→ Instructions to follow
Every entry below is to be retyped exactly as it appears.

→ Source material
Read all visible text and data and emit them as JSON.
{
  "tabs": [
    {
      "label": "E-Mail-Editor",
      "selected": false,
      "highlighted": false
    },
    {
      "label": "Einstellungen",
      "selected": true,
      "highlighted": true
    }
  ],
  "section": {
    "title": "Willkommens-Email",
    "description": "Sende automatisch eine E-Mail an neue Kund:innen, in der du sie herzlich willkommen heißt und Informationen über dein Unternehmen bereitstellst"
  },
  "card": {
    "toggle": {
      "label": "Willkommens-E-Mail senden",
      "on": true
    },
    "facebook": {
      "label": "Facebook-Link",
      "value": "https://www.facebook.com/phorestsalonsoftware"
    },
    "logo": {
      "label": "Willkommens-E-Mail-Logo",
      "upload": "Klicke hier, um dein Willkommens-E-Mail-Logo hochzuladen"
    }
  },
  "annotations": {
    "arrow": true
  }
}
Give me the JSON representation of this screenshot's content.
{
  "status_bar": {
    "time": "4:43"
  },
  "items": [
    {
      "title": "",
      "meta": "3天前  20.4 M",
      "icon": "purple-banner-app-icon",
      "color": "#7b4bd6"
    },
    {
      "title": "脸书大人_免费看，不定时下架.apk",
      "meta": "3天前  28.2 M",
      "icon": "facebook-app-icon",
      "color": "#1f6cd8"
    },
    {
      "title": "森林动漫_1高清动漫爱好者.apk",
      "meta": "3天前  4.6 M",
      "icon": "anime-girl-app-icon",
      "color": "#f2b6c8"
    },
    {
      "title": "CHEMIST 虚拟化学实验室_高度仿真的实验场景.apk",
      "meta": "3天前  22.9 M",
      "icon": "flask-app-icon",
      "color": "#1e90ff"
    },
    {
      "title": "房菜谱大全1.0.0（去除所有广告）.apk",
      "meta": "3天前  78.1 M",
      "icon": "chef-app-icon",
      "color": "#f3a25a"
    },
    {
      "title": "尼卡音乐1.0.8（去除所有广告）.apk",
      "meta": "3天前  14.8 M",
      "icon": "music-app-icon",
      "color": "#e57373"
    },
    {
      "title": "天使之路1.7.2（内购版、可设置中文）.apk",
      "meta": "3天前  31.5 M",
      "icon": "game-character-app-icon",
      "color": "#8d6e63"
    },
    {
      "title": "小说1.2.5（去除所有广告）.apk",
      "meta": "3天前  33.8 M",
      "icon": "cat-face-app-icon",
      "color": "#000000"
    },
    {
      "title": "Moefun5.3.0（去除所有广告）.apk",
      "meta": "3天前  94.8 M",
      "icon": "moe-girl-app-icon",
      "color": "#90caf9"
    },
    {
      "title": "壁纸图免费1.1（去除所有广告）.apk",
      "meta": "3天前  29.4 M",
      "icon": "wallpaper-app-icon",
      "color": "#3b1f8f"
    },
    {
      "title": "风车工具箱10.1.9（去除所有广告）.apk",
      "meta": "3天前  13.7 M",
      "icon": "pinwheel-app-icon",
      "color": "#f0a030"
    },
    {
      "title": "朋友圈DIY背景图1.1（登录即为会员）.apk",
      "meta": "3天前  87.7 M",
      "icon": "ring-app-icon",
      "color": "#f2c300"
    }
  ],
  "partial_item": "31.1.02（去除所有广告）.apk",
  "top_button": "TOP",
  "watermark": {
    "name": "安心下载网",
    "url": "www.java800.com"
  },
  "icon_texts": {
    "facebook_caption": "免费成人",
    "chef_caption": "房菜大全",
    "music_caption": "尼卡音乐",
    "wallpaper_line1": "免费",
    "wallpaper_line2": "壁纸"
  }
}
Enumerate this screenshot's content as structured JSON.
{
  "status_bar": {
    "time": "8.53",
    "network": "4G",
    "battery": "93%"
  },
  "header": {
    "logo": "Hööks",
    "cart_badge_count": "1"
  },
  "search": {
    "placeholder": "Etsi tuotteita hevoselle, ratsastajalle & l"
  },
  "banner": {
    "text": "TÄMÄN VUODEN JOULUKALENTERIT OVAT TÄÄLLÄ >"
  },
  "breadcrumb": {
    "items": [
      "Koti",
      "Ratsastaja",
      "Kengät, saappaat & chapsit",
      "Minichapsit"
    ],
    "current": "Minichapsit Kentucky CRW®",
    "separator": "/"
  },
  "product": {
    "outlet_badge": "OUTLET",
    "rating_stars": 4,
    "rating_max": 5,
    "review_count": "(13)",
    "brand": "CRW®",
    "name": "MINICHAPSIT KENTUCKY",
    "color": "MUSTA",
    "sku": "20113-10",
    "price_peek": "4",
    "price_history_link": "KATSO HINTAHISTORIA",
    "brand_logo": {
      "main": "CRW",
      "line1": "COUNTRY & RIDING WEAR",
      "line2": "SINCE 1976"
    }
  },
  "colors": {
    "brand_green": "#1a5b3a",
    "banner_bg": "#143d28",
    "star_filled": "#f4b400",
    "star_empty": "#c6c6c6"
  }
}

→ Solution to this task
Read all visible text and data and emit them as JSON.
{
  "tabs": [
    {
      "label": "E-Mail-Editor",
      "selected": false,
      "highlighted": false
    },
    {
      "label": "Einstellungen",
      "selected": true,
      "highlighted": true
    }
  ],
  "section": {
    "title": "Willkommens-Email",
    "description": "Sende automatisch eine E-Mail an neue Kund:innen, in der du sie herzlich willkommen heißt und Informationen über dein Unternehmen bereitstellst"
  },
  "card": {
    "toggle": {
      "label": "Willkommens-E-Mail senden",
      "on": true
    },
    "facebook": {
      "label": "Facebook-Link",
      "value": "https://www.facebook.com/phorestsalonsoftware"
    },
    "logo": {
      "label": "Willkommens-E-Mail-Logo",
      "upload": "Klicke hier, um dein Willkommens-E-Mail-Logo hochzuladen"
    }
  },
  "annotations": {
    "arrow": true
  }
}
Give me the JSON representation of this screenshot's content.
{
  "status_bar": {
    "time": "4:43"
  },
  "items": [
    {
      "title": "",
      "meta": "3天前  20.4 M",
      "icon": "purple-banner-app-icon",
      "color": "#7b4bd6"
    },
    {
      "title": "脸书大人_免费看，不定时下架.apk",
      "meta": "3天前  28.2 M",
      "icon": "facebook-app-icon",
      "color": "#1f6cd8"
    },
    {
      "title": "森林动漫_1高清动漫爱好者.apk",
      "meta": "3天前  4.6 M",
      "icon": "anime-girl-app-icon",
      "color": "#f2b6c8"
    },
    {
      "title": "CHEMIST 虚拟化学实验室_高度仿真的实验场景.apk",
      "meta": "3天前  22.9 M",
      "icon": "flask-app-icon",
      "color": "#1e90ff"
    },
    {
      "title": "房菜谱大全1.0.0（去除所有广告）.apk",
      "meta": "3天前  78.1 M",
      "icon": "chef-app-icon",
      "color": "#f3a25a"
    },
    {
      "title": "尼卡音乐1.0.8（去除所有广告）.apk",
      "meta": "3天前  14.8 M",
      "icon": "music-app-icon",
      "color": "#e57373"
    },
    {
      "title": "天使之路1.7.2（内购版、可设置中文）.apk",
      "meta": "3天前  31.5 M",
      "icon": "game-character-app-icon",
      "color": "#8d6e63"
    },
    {
      "title": "小说1.2.5（去除所有广告）.apk",
      "meta": "3天前  33.8 M",
      "icon": "cat-face-app-icon",
      "color": "#000000"
    },
    {
      "title": "Moefun5.3.0（去除所有广告）.apk",
      "meta": "3天前  94.8 M",
      "icon": "moe-girl-app-icon",
      "color": "#90caf9"
    },
    {
      "title": "壁纸图免费1.1（去除所有广告）.apk",
      "meta": "3天前  29.4 M",
      "icon": "wallpaper-app-icon",
      "color": "#3b1f8f"
    },
    {
      "title": "风车工具箱10.1.9（去除所有广告）.apk",
      "meta": "3天前  13.7 M",
      "icon": "pinwheel-app-icon",
      "color": "#f0a030"
    },
    {
      "title": "朋友圈DIY背景图1.1（登录即为会员）.apk",
      "meta": "3天前  87.7 M",
      "icon": "ring-app-icon",
      "color": "#f2c300"
    }
  ],
  "partial_item": "31.1.02（去除所有广告）.apk",
  "top_button": "TOP",
  "watermark": {
    "name": "安心下载网",
    "url": "www.java800.com"
  },
  "icon_texts": {
    "facebook_caption": "免费成人",
    "chef_caption": "房菜大全",
    "music_caption": "尼卡音乐",
    "wallpaper_line1": "免费",
    "wallpaper_line2": "壁纸"
  }
}
Enumerate this screenshot's content as structured JSON.
{
  "status_bar": {
    "time": "8.53",
    "network": "4G",
    "battery": "93%"
  },
  "header": {
    "logo": "Hööks",
    "cart_badge_count": "1"
  },
  "search": {
    "placeholder": "Etsi tuotteita hevoselle, ratsastajalle & l"
  },
  "banner": {
    "text": "TÄMÄN VUODEN JOULUKALENTERIT OVAT TÄÄLLÄ >"
  },
  "breadcrumb": {
    "items": [
      "Koti",
      "Ratsastaja",
      "Kengät, saappaat & chapsit",
      "Minichapsit"
    ],
    "current": "Minichapsit Kentucky CRW®",
    "separator": "/"
  },
  "product": {
    "outlet_badge": "OUTLET",
    "rating_stars": 4,
    "rating_max": 5,
    "review_count": "(13)",
    "brand": "CRW®",
    "name": "MINICHAPSIT KENTUCKY",
    "color": "MUSTA",
    "sku": "20113-10",
    "price_peek": "4",
    "price_history_link": "KATSO HINTAHISTORIA",
    "brand_logo": {
      "main": "CRW",
      "line1": "COUNTRY & RIDING WEAR",
      "line2": "SINCE 1976"
    }
  },
  "colors": {
    "brand_green": "#1a5b3a",
    "banner_bg": "#143d28",
    "star_filled": "#f4b400",
    "star_empty": "#c6c6c6"
  }
}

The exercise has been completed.